Picking a flea medication for dogs can be overwhelming. From collars to topical treatments to more holistic approaches, it seems that everyone has different opinions on which medication is better for keeping away these pesky parasites.
Summertime is prime flea and tick season. These tiny parasites usually live in tall grass or woods and wait for a host to pass them by, at which point they latch onto an animal in order to live off their blood. They breed quickly and can jump from pet to pet. Fleas and ticks are pretty much the Draculas of the parasitic world, and inevitably an issue if you’ve ever owned a pet.
Unfortunately, most flea medications are made from a bunch of weird chemicals which deters some owners from using flea preventative. However, in this case, we believe the pros outweigh the cons.
The reason flea medication is so adamantly recommended for dogs is because fleas bites hurt and can cause excessive irritation, hot spots, and allergic dermatitis, transmit tapeworms or result in loss of hair. Additionally, most flea medications will also kill ticks, which are also parasitic and known to carry Lyme disease. So while these medications might be questionable in their content, they save your dog a lot of discomfort and lower their risk of exposure to parasitic viruses.
Types of flea medication for dogs
There are whole lot of options when it comes to medications, but you’ve got options nevertheless.
Perhaps the most common flea treatment used among pet owners, Frontline is a topical treatment that works itself into your dog’s oil glands and kills adult fleas and ticks and whatever larvae or eggs they may have laid on your dog. The treatment lasts for one month, and over time it will work itself out through your dog’s hair follicles.
The positive thing about topical treatments is that they’re usually pretty easy to apply. However, they have been known to irritate dog’s skin and the chemicals are harmful to humans.
Pills, such as Comfortis, are usually mess-free and flavored to appeal to your dog. The positive aspects of pills are they tend to start working immediately. Plus, you don’t have to worry about spreading chemicals all over the place. Comfortis is a prescription, so it’s not as easy to get without a trip to the vet.

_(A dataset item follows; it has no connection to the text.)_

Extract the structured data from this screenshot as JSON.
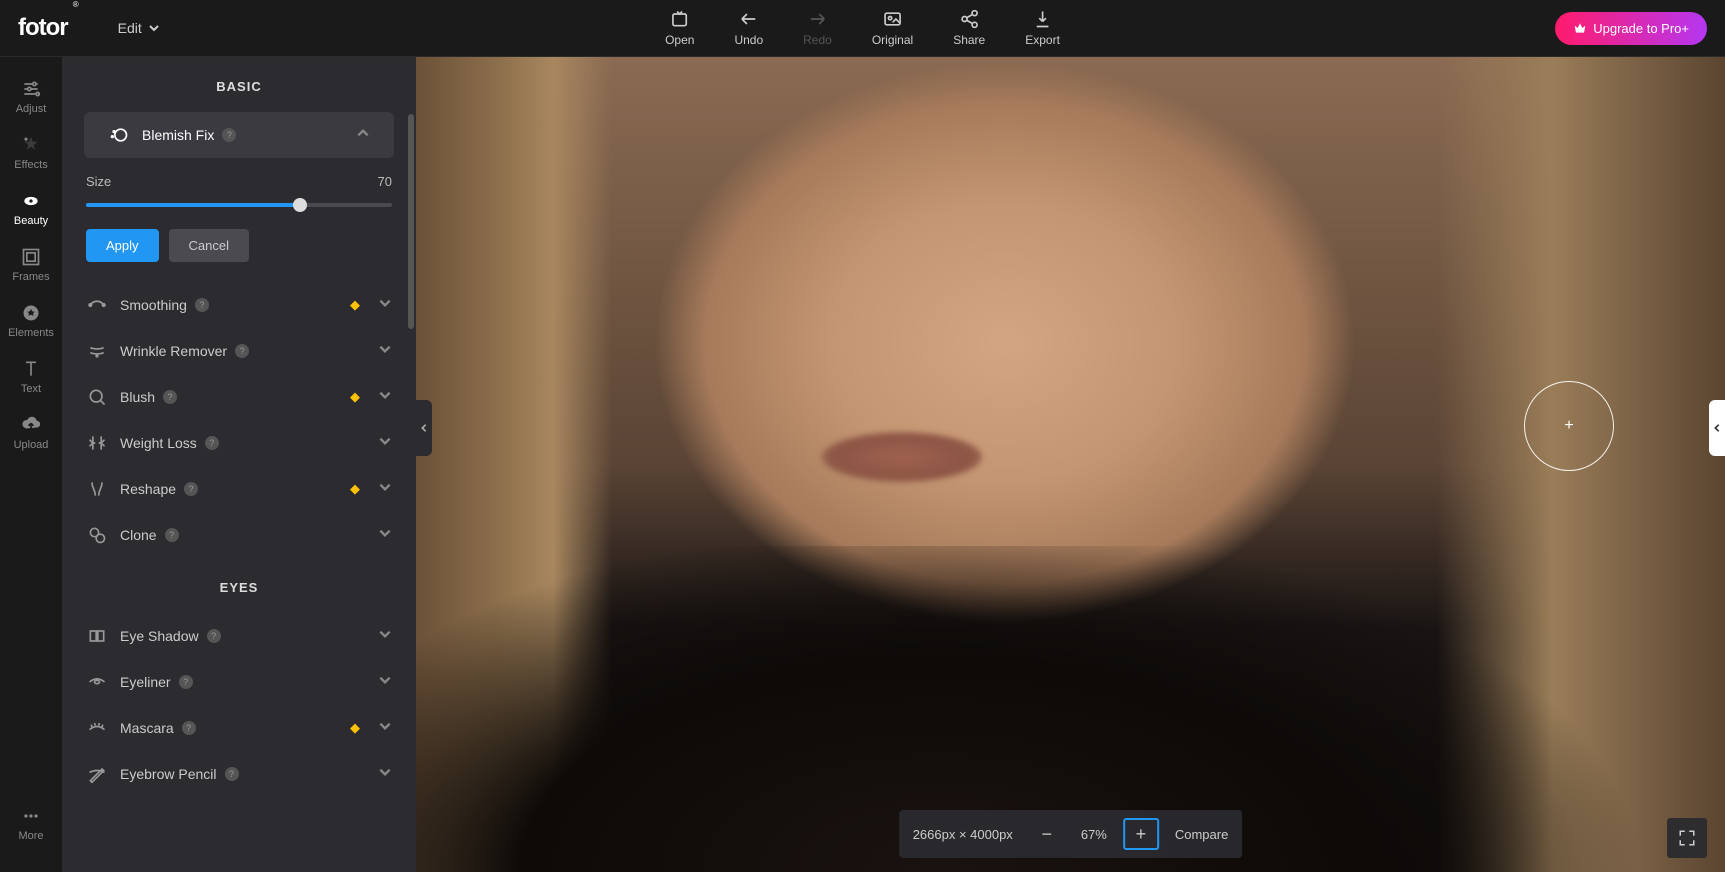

It’s worth noting that not all dogs can use oral flea preventatives, and particularly small dogs under five pounds should not be given Comfortis. Consult with your vet before giving your dog oral flea medication.
Flea collars work by emitting gas or oil that spreads over your dog’s skin and then kills fleas and ticks on contact. Popular options include Serestro, which lasts eight months and claims to be mess-free.
The thing to note about flea collars is that they are toxic to young children, and bathing your dog more than once a month can shorten the collar’s lifespan from eight months to five. They seem more suitable for cats in homes without children.
Unfortunately, the holistic dog health realm has not yet found a truly effective flea preventative. Some solutions such as flea traps or clove wipes and bathes can temporarily curb fleas and ticks, yet they don’t kill them, which is the goal of flea medication. If you don’t kill them, they will continue to happily live in your carpet and find a way to sneak back on your dog for a snack.
Bathing your dog with clove oil makes them smell fantastic, and helps keep fleas off for the time being. At Fitdog, we use an all natural clove based flea shampoo that rids dogs of fleas without harsh chemicals. It should be noted that flea baths are not flea prevention. We always recommend that dogs are on a regular flea preventative medication.
How to Prepare for Flea Season
Flea and tick medication is the only thing that can truly protect dogs from flea infestation. However, you can also take these steps to reduce their exposure to fleas.
Avoid tall grass
This is where fleas and ticks thrive. If your dog gets in the grass, give them a thorough examination to make sure there are no bugs squatting in her coat.
Consistent lawn maintenance is important
Because these parasites live in tall foliage, you will have to mow your lawn, cut back the roses, and prune the trees so they have less of a chance of survival.
Wash your bedding frequently
This is especially pertinent for people who have sought flea treatment after their dog has been bitten. If you have found fleas in your house, make sure you wash all bedding (including your dog’s). Then, give your abode a good vacuum and scrub to let the tiny tenants know they’re unwelcome.
Bathe your dog between medication doses
If you use a monthly topical flea medication, it is wise to bathe your dog between dosages. This ensures the medication is staying on them and lasting the full month.
If you have a cat, avoid Permethrin
This is a common insecticide used in some flea-prevention formulas, but it is highly toxic to cats. Check the label!
We hope this guide was helpful in navigating the many types of flea medications. May you and your dog have a happy and itch-free summer!